Nonetheless, despite these fairly challenging and extreme conditions, the INEOS Grenadier handles them with stride. In the most basic sense, the INEOS Grenadier copes with the fundamentals of off-roading as brilliantly as everything else that I’ve driven thus far. But, when pushed to and beyond the limit, it could happily survive through that, as well. As far as today’s crop of 4x4s go, it’s certainly among the best.
Designed To Be The Best Off The Road
The design of the Grenadier plays a huge role in its performance off-road, too. There are short overhangs front and rear, albeit the Quartermaster truck has a longer bed in the back. It means that the Grenadier has excellent approach, breakover, and departure angles… At 35.5, 28.2, and 36.1 degrees, respectively. Although, the Quartermaster has lower breakover and departure angles, at 26.2 and 22.6 degrees.
Aside from that, the rollover angle of the Grenadier is pretty good too, sticking to the ground, even with a 30-degree incline. In addition, as is de rigueur for any proper off-roader, it features a ladder frame chassis. The tuning done on the Eibach suspension and Brembo brakes are a treat to have when you’re off-roading, too. When paired with 5-link solid beam axles, you’re rewarded with high levels of articulation.
Specifically, 9 and 10 degrees between the front and rear axles, respectively. Granted, the Quartermaster truck has a higher rear-axle articulation, at 12 degrees. Altogether, this ensures good traction, more so if you find yourself on some tricky trails. INEOS has paid special attention to the anti-roll bars, as well. This’ll mean that it’ll easily conquer off-road driving, yet remain well-mannered and civilised on regular roads.
Another clever aspect about the INEOS Grenadier is the suite of driver aids that help you when you’re off-roading. Of course, being a newer car, the Grenadier has the contemporary ADAS suite. But, on top of all that, you also get systems such as its uphill and downhill descent assist system. Or, the off-road optimised traction control system to manage wheel slip, particularly on uneven surfaces like sand, dirt, and snow.

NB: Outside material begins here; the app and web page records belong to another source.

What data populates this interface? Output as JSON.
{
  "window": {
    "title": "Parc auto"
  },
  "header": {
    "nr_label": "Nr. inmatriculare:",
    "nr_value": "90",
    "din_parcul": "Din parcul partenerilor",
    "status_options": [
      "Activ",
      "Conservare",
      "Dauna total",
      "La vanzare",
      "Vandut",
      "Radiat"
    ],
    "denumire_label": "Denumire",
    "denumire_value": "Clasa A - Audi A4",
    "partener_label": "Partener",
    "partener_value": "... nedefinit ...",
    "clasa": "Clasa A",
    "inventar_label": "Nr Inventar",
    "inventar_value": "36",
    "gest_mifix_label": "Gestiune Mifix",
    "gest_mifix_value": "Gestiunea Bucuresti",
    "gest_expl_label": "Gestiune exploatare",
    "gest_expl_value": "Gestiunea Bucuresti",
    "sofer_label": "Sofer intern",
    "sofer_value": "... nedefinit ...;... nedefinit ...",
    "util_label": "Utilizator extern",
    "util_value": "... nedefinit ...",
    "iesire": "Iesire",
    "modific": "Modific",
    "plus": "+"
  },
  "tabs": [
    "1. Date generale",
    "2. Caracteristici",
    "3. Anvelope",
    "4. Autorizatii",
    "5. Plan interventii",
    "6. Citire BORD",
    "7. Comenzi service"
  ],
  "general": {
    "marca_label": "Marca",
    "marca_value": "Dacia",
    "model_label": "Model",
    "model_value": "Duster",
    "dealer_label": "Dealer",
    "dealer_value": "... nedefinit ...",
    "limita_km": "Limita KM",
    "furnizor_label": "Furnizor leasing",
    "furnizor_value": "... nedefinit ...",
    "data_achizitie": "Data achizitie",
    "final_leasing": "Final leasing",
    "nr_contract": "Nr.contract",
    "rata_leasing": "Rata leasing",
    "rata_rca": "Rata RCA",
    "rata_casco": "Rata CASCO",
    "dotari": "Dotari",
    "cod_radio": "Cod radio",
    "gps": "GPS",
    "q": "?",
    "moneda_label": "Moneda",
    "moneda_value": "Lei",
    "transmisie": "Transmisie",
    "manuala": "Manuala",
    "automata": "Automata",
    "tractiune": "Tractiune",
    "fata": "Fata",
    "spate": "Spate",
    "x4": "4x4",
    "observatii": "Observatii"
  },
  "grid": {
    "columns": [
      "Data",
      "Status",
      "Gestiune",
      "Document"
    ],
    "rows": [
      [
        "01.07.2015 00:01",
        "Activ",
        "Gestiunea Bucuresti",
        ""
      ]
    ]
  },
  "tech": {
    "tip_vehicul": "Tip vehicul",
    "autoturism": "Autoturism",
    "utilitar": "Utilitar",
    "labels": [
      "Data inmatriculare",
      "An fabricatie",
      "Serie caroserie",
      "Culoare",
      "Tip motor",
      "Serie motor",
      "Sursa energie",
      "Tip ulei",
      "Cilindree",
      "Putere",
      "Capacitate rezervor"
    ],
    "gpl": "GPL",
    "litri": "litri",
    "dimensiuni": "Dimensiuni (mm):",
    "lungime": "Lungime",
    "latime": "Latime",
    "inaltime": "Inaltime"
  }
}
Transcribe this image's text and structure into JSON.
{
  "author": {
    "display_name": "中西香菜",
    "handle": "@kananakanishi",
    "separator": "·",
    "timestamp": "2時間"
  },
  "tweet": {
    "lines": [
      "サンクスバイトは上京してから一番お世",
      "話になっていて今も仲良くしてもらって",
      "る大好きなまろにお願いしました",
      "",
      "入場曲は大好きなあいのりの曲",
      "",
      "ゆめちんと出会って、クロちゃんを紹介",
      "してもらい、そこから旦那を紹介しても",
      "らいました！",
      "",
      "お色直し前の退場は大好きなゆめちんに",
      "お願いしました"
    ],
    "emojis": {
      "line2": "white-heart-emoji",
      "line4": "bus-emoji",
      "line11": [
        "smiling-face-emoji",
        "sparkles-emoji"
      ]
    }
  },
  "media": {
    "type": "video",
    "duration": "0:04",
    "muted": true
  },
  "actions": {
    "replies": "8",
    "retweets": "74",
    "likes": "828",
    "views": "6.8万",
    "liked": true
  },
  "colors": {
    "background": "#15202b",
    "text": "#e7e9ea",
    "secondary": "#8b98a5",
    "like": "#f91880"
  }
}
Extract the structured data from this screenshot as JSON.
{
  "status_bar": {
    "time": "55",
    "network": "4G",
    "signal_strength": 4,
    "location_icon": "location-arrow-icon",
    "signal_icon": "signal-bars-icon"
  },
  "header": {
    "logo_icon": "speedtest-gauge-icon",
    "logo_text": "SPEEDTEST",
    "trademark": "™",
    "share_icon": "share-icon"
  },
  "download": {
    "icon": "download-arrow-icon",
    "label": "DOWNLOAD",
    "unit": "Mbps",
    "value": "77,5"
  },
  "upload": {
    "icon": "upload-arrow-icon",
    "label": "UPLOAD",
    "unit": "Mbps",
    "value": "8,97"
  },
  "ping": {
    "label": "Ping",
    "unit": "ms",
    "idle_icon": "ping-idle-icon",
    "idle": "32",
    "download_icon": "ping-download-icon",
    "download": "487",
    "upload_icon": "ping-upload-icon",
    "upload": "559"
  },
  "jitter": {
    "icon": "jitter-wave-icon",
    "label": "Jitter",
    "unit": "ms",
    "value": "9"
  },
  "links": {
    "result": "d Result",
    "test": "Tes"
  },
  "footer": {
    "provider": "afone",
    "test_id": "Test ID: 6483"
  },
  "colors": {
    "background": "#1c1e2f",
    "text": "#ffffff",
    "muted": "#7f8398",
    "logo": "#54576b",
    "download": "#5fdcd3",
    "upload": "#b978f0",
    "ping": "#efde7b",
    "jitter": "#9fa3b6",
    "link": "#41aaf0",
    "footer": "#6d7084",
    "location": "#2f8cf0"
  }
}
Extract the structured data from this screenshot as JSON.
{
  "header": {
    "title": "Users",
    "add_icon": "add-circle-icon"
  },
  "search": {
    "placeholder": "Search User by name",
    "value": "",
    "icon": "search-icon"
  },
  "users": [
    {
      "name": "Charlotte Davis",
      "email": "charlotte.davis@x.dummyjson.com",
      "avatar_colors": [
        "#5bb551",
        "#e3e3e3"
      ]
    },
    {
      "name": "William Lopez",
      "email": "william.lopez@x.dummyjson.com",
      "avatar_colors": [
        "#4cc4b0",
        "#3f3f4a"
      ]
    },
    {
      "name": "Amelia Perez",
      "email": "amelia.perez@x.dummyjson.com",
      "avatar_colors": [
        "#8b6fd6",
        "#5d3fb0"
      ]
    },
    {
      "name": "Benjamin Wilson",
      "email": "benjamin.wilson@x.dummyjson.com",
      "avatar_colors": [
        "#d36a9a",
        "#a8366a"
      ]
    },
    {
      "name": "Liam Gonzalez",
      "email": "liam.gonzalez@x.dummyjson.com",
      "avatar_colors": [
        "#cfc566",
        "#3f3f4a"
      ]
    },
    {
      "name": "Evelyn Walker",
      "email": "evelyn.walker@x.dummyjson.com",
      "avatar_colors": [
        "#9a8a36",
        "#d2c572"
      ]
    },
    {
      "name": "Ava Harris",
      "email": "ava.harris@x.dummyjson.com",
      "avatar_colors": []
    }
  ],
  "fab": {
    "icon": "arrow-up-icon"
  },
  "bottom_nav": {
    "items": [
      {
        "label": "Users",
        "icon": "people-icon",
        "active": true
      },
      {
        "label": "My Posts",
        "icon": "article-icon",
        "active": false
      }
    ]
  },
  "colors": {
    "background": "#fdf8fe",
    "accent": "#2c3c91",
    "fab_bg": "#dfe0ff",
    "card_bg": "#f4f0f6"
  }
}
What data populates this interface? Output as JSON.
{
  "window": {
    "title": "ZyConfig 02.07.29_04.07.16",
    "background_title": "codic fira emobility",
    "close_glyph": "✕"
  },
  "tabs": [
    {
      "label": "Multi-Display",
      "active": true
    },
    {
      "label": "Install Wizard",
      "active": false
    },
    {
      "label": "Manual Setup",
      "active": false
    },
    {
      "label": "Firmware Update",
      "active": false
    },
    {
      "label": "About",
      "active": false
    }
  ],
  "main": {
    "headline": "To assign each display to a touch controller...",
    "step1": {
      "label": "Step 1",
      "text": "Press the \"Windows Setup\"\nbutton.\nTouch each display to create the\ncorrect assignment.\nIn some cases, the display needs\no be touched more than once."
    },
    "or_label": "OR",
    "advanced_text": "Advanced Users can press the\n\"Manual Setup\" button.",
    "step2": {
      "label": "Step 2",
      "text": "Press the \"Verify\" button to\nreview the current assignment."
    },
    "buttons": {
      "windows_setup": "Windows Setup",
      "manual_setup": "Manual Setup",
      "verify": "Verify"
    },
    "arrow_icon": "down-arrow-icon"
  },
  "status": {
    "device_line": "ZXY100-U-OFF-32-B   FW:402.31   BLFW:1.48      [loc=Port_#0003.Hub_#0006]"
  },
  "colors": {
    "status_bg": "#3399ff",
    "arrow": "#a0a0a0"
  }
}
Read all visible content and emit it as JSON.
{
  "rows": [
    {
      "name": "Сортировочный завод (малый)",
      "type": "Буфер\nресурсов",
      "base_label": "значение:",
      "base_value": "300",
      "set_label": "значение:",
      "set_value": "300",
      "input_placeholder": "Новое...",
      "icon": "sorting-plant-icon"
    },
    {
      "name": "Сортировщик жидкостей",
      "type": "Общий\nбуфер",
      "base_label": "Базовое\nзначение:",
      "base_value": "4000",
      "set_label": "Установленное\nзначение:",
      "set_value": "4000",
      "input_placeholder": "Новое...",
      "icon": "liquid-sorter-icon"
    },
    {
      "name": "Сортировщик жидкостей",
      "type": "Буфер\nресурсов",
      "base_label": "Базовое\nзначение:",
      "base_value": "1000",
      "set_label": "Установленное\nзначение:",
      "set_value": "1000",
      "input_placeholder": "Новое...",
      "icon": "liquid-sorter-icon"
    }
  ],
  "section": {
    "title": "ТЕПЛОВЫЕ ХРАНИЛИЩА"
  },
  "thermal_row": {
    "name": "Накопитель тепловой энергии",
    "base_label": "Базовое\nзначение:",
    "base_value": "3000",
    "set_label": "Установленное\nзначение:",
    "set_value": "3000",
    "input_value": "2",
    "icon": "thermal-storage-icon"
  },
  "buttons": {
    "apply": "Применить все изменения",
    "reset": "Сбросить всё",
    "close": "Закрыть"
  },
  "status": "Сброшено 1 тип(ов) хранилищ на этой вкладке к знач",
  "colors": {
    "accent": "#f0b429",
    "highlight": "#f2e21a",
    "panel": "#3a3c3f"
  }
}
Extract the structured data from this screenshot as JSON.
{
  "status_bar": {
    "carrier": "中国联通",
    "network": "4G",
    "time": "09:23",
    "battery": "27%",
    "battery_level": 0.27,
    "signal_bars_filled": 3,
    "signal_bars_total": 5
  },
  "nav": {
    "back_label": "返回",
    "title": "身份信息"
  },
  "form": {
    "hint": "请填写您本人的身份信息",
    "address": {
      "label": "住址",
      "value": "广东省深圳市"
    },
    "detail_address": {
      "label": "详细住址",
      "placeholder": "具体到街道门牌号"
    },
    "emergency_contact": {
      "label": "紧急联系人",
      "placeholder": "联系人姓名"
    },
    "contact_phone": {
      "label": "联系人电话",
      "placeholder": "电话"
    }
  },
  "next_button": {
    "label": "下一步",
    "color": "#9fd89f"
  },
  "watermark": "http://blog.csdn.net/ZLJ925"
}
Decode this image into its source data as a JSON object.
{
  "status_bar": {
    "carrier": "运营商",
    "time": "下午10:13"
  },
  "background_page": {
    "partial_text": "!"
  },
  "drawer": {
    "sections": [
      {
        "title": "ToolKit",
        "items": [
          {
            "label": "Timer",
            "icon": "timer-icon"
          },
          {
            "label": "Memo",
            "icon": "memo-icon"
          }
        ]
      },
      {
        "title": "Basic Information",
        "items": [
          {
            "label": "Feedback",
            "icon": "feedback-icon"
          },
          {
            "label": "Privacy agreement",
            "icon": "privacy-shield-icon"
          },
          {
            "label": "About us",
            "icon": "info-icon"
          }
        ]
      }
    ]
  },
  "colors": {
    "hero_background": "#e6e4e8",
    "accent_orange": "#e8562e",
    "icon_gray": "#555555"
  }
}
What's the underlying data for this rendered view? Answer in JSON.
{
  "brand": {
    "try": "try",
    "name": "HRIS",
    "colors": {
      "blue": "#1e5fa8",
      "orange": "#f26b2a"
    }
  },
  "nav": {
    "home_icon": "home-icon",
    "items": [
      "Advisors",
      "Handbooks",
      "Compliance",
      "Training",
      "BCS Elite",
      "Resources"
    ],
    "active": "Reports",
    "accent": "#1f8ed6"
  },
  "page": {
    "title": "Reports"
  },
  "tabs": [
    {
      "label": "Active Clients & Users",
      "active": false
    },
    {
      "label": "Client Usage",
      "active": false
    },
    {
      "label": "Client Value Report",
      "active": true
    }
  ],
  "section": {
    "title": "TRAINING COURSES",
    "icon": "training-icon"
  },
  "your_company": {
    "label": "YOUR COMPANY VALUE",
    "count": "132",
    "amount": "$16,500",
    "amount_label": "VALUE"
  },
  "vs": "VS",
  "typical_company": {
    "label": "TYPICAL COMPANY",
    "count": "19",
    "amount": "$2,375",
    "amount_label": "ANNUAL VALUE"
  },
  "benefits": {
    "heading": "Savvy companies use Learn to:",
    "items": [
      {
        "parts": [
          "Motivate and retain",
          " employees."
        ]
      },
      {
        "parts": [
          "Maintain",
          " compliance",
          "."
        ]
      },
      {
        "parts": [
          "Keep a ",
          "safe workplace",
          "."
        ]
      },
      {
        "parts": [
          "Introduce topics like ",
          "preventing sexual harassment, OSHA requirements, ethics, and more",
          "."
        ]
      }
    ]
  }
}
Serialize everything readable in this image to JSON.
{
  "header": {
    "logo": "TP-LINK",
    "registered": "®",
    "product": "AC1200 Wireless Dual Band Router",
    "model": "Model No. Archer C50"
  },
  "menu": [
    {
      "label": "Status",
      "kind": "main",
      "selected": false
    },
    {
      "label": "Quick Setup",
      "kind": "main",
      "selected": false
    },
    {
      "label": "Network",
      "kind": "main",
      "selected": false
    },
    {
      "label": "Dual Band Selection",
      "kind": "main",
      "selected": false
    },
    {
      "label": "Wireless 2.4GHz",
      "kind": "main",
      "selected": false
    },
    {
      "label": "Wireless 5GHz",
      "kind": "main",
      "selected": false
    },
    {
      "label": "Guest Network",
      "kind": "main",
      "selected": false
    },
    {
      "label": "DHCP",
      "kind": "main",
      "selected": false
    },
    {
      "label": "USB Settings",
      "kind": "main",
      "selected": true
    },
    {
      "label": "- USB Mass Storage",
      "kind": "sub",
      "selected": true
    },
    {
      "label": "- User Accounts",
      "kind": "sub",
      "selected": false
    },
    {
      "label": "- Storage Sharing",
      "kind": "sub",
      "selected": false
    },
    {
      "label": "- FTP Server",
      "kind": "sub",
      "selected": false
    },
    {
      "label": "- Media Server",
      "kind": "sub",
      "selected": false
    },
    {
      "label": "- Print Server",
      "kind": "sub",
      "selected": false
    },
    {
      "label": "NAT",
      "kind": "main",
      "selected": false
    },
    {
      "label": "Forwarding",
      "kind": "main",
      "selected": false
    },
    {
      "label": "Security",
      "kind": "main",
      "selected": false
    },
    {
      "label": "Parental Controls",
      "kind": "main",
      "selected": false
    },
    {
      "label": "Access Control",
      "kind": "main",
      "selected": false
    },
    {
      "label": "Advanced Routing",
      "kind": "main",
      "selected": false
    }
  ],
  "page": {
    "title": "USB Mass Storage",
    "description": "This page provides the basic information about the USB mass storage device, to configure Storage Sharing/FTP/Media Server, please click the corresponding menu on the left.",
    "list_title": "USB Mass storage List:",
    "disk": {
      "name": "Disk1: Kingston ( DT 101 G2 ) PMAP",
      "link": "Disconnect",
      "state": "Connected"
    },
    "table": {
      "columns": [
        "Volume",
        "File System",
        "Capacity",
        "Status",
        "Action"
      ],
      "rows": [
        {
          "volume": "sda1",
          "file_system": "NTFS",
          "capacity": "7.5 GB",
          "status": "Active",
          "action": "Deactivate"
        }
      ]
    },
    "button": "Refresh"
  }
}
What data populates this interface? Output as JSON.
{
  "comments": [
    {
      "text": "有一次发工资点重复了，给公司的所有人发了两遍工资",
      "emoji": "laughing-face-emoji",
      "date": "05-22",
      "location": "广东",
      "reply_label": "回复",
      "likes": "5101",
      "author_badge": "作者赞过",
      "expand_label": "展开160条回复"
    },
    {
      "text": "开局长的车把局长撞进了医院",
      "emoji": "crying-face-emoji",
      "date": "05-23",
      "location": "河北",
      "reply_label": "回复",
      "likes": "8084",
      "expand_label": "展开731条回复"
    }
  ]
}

Customise And Outfit A Grenadier, Your Way
The INEOS Grenadier is a remarkably rugged and robust vehicle, inside and out. I’ve noticed this given the toughness of the exterior body panels and trim, not showing any scratches once I was done with it. It even offers something that not a lot of vehicles today have by default, adaptability and easy customisation. The side rails on the doors, for example, allow you to mount 100kgs worth of accessories on each door.
The built-in roof rails too, could allow you to store everything from extra cargo to a spare wheel, among a vast array of other configurations. It’s easy to see that INEOS caters the Grenadier to the highly dedicated and hardcore off-roader crowd, and what they’re looking for in a proper off-roader – the option to make it each to their own. On the Grenadier, it’s incredibly easy to bolt on or off aftermarket accessories.
INEOS, on their part, offers a bunch of these as optional extras, such as rock sliders, a spare wheel carrier, a jack mount, a winch, and plenty more. You could even spec your Grenadier to have it pre-wired (10 amp or 25 amp), so it’s ever simpler to mount and install lightbars and spotlights. Which, you could then run it through those auxiliary switches on the interior. It’s mostly plug-and-play, which is awesome to see.
This means that the INEOS Grenadier is highly customisable. Given how they’re used or who’s driving them at any one time, it might even be the case that it’ll be hard to find two of the same Grenadiers. There are infinite ways you can build your Grenadier to be the perfect off-roader and daily workhorse… Whether it’s for ferrying fertilizer and seeds around the farm, or trekking through and beyond the Scottish Highlands.